> **RAW DATA**:

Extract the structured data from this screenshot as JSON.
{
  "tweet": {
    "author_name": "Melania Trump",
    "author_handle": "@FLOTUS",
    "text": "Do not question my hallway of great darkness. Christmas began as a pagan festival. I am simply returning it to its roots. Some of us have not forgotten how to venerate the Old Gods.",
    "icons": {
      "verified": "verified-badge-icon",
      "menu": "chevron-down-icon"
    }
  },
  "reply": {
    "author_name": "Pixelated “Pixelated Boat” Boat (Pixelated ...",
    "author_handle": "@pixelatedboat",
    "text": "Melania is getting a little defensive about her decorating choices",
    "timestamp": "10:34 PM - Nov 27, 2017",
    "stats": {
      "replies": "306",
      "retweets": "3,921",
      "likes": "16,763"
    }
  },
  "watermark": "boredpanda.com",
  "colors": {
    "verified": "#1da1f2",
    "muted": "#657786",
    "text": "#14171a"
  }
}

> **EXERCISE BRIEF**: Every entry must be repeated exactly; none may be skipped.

> **RESULT OF THE EXERCISE**:
Extract the structured data from this screenshot as JSON.
{
  "tweet": {
    "author_name": "Melania Trump",
    "author_handle": "@FLOTUS",
    "text": "Do not question my hallway of great darkness. Christmas began as a pagan festival. I am simply returning it to its roots. Some of us have not forgotten how to venerate the Old Gods.",
    "icons": {
      "verified": "verified-badge-icon",
      "menu": "chevron-down-icon"
    }
  },
  "reply": {
    "author_name": "Pixelated “Pixelated Boat” Boat (Pixelated ...",
    "author_handle": "@pixelatedboat",
    "text": "Melania is getting a little defensive about her decorating choices",
    "timestamp": "10:34 PM - Nov 27, 2017",
    "stats": {
      "replies": "306",
      "retweets": "3,921",
      "likes": "16,763"
    }
  },
  "watermark": "boredpanda.com",
  "colors": {
    "verified": "#1da1f2",
    "muted": "#657786",
    "text": "#14171a"
  }
}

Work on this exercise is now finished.